Exercise material START

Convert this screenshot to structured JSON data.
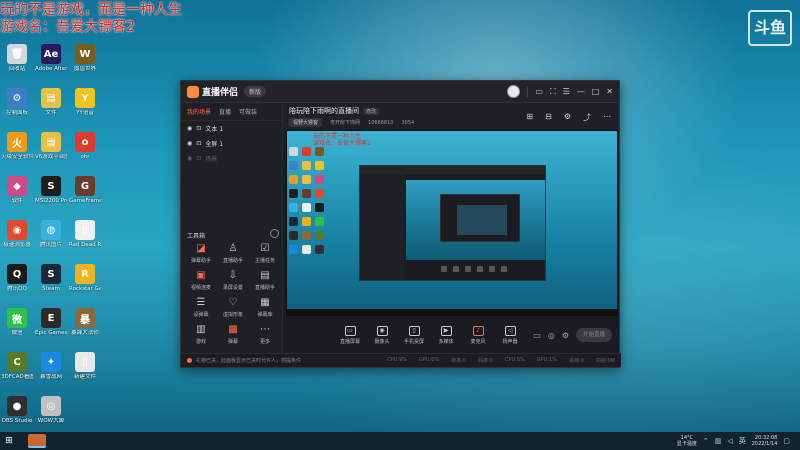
{
  "overlay": {
    "line1": "玩的不是游戏，而是一种人生",
    "line2": "游戏名：吾爱大镖客2"
  },
  "brand_mark": "斗鱼",
  "desktop_icons": [
    {
      "label": "回收站",
      "icon": "recycle-bin-icon",
      "color": "#cfd8dc",
      "glyph": "🗑"
    },
    {
      "label": "Adobe After Effects 2020",
      "icon": "after-effects-icon",
      "color": "#2a1a5e",
      "glyph": "Ae"
    },
    {
      "label": "魔兽世界",
      "icon": "wow-icon",
      "color": "#7a5a1e",
      "glyph": "W"
    },
    {
      "label": "控制面板",
      "icon": "control-panel-icon",
      "color": "#3c7fc8",
      "glyph": "⚙"
    },
    {
      "label": "文件",
      "icon": "folder-icon",
      "color": "#e8c046",
      "glyph": "▤"
    },
    {
      "label": "YY语音",
      "icon": "yy-icon",
      "color": "#f4c21c",
      "glyph": "Y"
    },
    {
      "label": "火绒安全软件",
      "icon": "huorong-icon",
      "color": "#f29b1a",
      "glyph": "火"
    },
    {
      "label": "V6游戏平台图标",
      "icon": "folder-icon",
      "color": "#e8c046",
      "glyph": "▤"
    },
    {
      "label": "ohr",
      "icon": "app-icon",
      "color": "#e03a2e",
      "glyph": "o"
    },
    {
      "label": "软件",
      "icon": "software-icon",
      "color": "#d04a8a",
      "glyph": "◆"
    },
    {
      "label": "MSI2200 Pro Game...",
      "icon": "msi-icon",
      "color": "#1e1e1e",
      "glyph": "S"
    },
    {
      "label": "GameFramet Tha Com...",
      "icon": "game-icon",
      "color": "#6a3a2a",
      "glyph": "G"
    },
    {
      "label": "极速浏览器",
      "icon": "chrome-icon",
      "color": "#e04a2a",
      "glyph": "◉"
    },
    {
      "label": "腾讯图片",
      "icon": "tencent-photo-icon",
      "color": "#3ab0e0",
      "glyph": "◍"
    },
    {
      "label": "Red Dead Redempti...",
      "icon": "file-icon",
      "color": "#f0f0f0",
      "glyph": "▯"
    },
    {
      "label": "腾讯QQ",
      "icon": "qq-icon",
      "color": "#1a1a1a",
      "glyph": "Q"
    },
    {
      "label": "Steam",
      "icon": "steam-icon",
      "color": "#1b2838",
      "glyph": "S"
    },
    {
      "label": "Rockstar Games...",
      "icon": "rockstar-icon",
      "color": "#f2b21c",
      "glyph": "R"
    },
    {
      "label": "微信",
      "icon": "wechat-icon",
      "color": "#2ec24a",
      "glyph": "微"
    },
    {
      "label": "Epic Games Launcher",
      "icon": "epic-icon",
      "color": "#2a2a2a",
      "glyph": "E"
    },
    {
      "label": "暴躁大法师",
      "icon": "game-icon",
      "color": "#8a6a3a",
      "glyph": "暴"
    },
    {
      "label": "3DFCAD看图软件",
      "icon": "cad-icon",
      "color": "#5a7a2a",
      "glyph": "C"
    },
    {
      "label": "暴雪战网",
      "icon": "battlenet-icon",
      "color": "#1a8ae0",
      "glyph": "✦"
    },
    {
      "label": "新建文件",
      "icon": "file-icon",
      "color": "#e8e8e8",
      "glyph": "▯"
    },
    {
      "label": "OBS Studio",
      "icon": "obs-icon",
      "color": "#302e31",
      "glyph": "●"
    },
    {
      "label": "WOW大脚",
      "icon": "wow-bigfoot-icon",
      "color": "#c0c0c0",
      "glyph": "◎"
    }
  ],
  "app": {
    "name": "直播伴侣",
    "version_badge": "新版",
    "left_tabs": [
      "我的场景",
      "直播",
      "可做装"
    ],
    "scenes": [
      {
        "name": "文本 1",
        "dim": false
      },
      {
        "name": "全屏 1",
        "dim": false
      },
      {
        "name": "场景",
        "dim": true
      }
    ],
    "tools_title": "工具箱",
    "tools": [
      {
        "label": "弹幕助手",
        "glyph": "◪",
        "hot": true
      },
      {
        "label": "直播助手",
        "glyph": "♙",
        "hot": false
      },
      {
        "label": "主播任务",
        "glyph": "☑",
        "hot": false
      },
      {
        "label": "视频连麦",
        "glyph": "▣",
        "hot": true
      },
      {
        "label": "录屏设置",
        "glyph": "⇩",
        "hot": false
      },
      {
        "label": "直播助手",
        "glyph": "▤",
        "hot": false
      },
      {
        "label": "设弹幕",
        "glyph": "☰",
        "hot": false
      },
      {
        "label": "虚拟形象",
        "glyph": "♡",
        "hot": false
      },
      {
        "label": "弹幕库",
        "glyph": "▦",
        "hot": false
      },
      {
        "label": "游戏",
        "glyph": "▥",
        "hot": false
      },
      {
        "label": "弹幕",
        "glyph": "▩",
        "hot": true
      },
      {
        "label": "更多",
        "glyph": "⋯",
        "hot": false
      }
    ],
    "room": {
      "title": "陪玩陪下雨啊的直播间",
      "edit_label": "修改",
      "chip": "视野大镖客",
      "meta1": "粤开房下饰网",
      "meta2": "10666810",
      "meta3": "3054"
    },
    "room_tool_icons": [
      "gift-icon",
      "cart-icon",
      "settings-icon",
      "share-icon",
      "more-icon"
    ],
    "preview_text": [
      "玩的不是一种人生",
      "游戏名：吾爱大镖客2"
    ],
    "controls": [
      {
        "label": "直播屏幕",
        "glyph": "▭",
        "mic": false
      },
      {
        "label": "摄像头",
        "glyph": "◉",
        "mic": false
      },
      {
        "label": "手机投屏",
        "glyph": "▯",
        "mic": false
      },
      {
        "label": "多媒体",
        "glyph": "▶",
        "mic": false
      },
      {
        "label": "麦克风",
        "glyph": "♪",
        "mic": true
      },
      {
        "label": "扬声器",
        "glyph": "◁",
        "mic": false
      }
    ],
    "go_live_label": "开始直播",
    "notice_text": "礼物已关，此面板显示已关时允许人，前提条件",
    "stats": [
      "CPU:9%",
      "GPU:0%",
      "帧率:0",
      "码率:0",
      "CPU:5%",
      "GPU:1%",
      "丢帧:0",
      "内存:0M"
    ]
  },
  "taskbar": {
    "weather_temp": "14°C",
    "weather_desc": "显卡温度",
    "time": "20:32:08",
    "date": "2022/1/14"
  }
}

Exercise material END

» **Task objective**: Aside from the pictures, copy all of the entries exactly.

» **Written answer**:
Convert this screenshot to structured JSON data.
{
  "overlay": {
    "line1": "玩的不是游戏，而是一种人生",
    "line2": "游戏名：吾爱大镖客2"
  },
  "brand_mark": "斗鱼",
  "desktop_icons": [
    {
      "label": "回收站",
      "icon": "recycle-bin-icon",
      "color": "#cfd8dc",
      "glyph": "🗑"
    },
    {
      "label": "Adobe After Effects 2020",
      "icon": "after-effects-icon",
      "color": "#2a1a5e",
      "glyph": "Ae"
    },
    {
      "label": "魔兽世界",
      "icon": "wow-icon",
      "color": "#7a5a1e",
      "glyph": "W"
    },
    {
      "label": "控制面板",
      "icon": "control-panel-icon",
      "color": "#3c7fc8",
      "glyph": "⚙"
    },
    {
      "label": "文件",
      "icon": "folder-icon",
      "color": "#e8c046",
      "glyph": "▤"
    },
    {
      "label": "YY语音",
      "icon": "yy-icon",
      "color": "#f4c21c",
      "glyph": "Y"
    },
    {
      "label": "火绒安全软件",
      "icon": "huorong-icon",
      "color": "#f29b1a",
      "glyph": "火"
    },
    {
      "label": "V6游戏平台图标",
      "icon": "folder-icon",
      "color": "#e8c046",
      "glyph": "▤"
    },
    {
      "label": "ohr",
      "icon": "app-icon",
      "color": "#e03a2e",
      "glyph": "o"
    },
    {
      "label": "软件",
      "icon": "software-icon",
      "color": "#d04a8a",
      "glyph": "◆"
    },
    {
      "label": "MSI2200 Pro Game...",
      "icon": "msi-icon",
      "color": "#1e1e1e",
      "glyph": "S"
    },
    {
      "label": "GameFramet Tha Com...",
      "icon": "game-icon",
      "color": "#6a3a2a",
      "glyph": "G"
    },
    {
      "label": "极速浏览器",
      "icon": "chrome-icon",
      "color": "#e04a2a",
      "glyph": "◉"
    },
    {
      "label": "腾讯图片",
      "icon": "tencent-photo-icon",
      "color": "#3ab0e0",
      "glyph": "◍"
    },
    {
      "label": "Red Dead Redempti...",
      "icon": "file-icon",
      "color": "#f0f0f0",
      "glyph": "▯"
    },
    {
      "label": "腾讯QQ",
      "icon": "qq-icon",
      "color": "#1a1a1a",
      "glyph": "Q"
    },
    {
      "label": "Steam",
      "icon": "steam-icon",
      "color": "#1b2838",
      "glyph": "S"
    },
    {
      "label": "Rockstar Games...",
      "icon": "rockstar-icon",
      "color": "#f2b21c",
      "glyph": "R"
    },
    {
      "label": "微信",
      "icon": "wechat-icon",
      "color": "#2ec24a",
      "glyph": "微"
    },
    {
      "label": "Epic Games Launcher",
      "icon": "epic-icon",
      "color": "#2a2a2a",
      "glyph": "E"
    },
    {
      "label": "暴躁大法师",
      "icon": "game-icon",
      "color": "#8a6a3a",
      "glyph": "暴"
    },
    {
      "label": "3DFCAD看图软件",
      "icon": "cad-icon",
      "color": "#5a7a2a",
      "glyph": "C"
    },
    {
      "label": "暴雪战网",
      "icon": "battlenet-icon",
      "color": "#1a8ae0",
      "glyph": "✦"
    },
    {
      "label": "新建文件",
      "icon": "file-icon",
      "color": "#e8e8e8",
      "glyph": "▯"
    },
    {
      "label": "OBS Studio",
      "icon": "obs-icon",
      "color": "#302e31",
      "glyph": "●"
    },
    {
      "label": "WOW大脚",
      "icon": "wow-bigfoot-icon",
      "color": "#c0c0c0",
      "glyph": "◎"
    }
  ],
  "app": {
    "name": "直播伴侣",
    "version_badge": "新版",
    "left_tabs": [
      "我的场景",
      "直播",
      "可做装"
    ],
    "scenes": [
      {
        "name": "文本 1",
        "dim": false
      },
      {
        "name": "全屏 1",
        "dim": false
      },
      {
        "name": "场景",
        "dim": true
      }
    ],
    "tools_title": "工具箱",
    "tools": [
      {
        "label": "弹幕助手",
        "glyph": "◪",
        "hot": true
      },
      {
        "label": "直播助手",
        "glyph": "♙",
        "hot": false
      },
      {
        "label": "主播任务",
        "glyph": "☑",
        "hot": false
      },
      {
        "label": "视频连麦",
        "glyph": "▣",
        "hot": true
      },
      {
        "label": "录屏设置",
        "glyph": "⇩",
        "hot": false
      },
      {
        "label": "直播助手",
        "glyph": "▤",
        "hot": false
      },
      {
        "label": "设弹幕",
        "glyph": "☰",
        "hot": false
      },
      {
        "label": "虚拟形象",
        "glyph": "♡",
        "hot": false
      },
      {
        "label": "弹幕库",
        "glyph": "▦",
        "hot": false
      },
      {
        "label": "游戏",
        "glyph": "▥",
        "hot": false
      },
      {
        "label": "弹幕",
        "glyph": "▩",
        "hot": true
      },
      {
        "label": "更多",
        "glyph": "⋯",
        "hot": false
      }
    ],
    "room": {
      "title": "陪玩陪下雨啊的直播间",
      "edit_label": "修改",
      "chip": "视野大镖客",
      "meta1": "粤开房下饰网",
      "meta2": "10666810",
      "meta3": "3054"
    },
    "room_tool_icons": [
      "gift-icon",
      "cart-icon",
      "settings-icon",
      "share-icon",
      "more-icon"
    ],
    "preview_text": [
      "玩的不是一种人生",
      "游戏名：吾爱大镖客2"
    ],
    "controls": [
      {
        "label": "直播屏幕",
        "glyph": "▭",
        "mic": false
      },
      {
        "label": "摄像头",
        "glyph": "◉",
        "mic": false
      },
      {
        "label": "手机投屏",
        "glyph": "▯",
        "mic": false
      },
      {
        "label": "多媒体",
        "glyph": "▶",
        "mic": false
      },
      {
        "label": "麦克风",
        "glyph": "♪",
        "mic": true
      },
      {
        "label": "扬声器",
        "glyph": "◁",
        "mic": false
      }
    ],
    "go_live_label": "开始直播",
    "notice_text": "礼物已关，此面板显示已关时允许人，前提条件",
    "stats": [
      "CPU:9%",
      "GPU:0%",
      "帧率:0",
      "码率:0",
      "CPU:5%",
      "GPU:1%",
      "丢帧:0",
      "内存:0M"
    ]
  },
  "taskbar": {
    "weather_temp": "14°C",
    "weather_desc": "显卡温度",
    "time": "20:32:08",
    "date": "2022/1/14"
  }
}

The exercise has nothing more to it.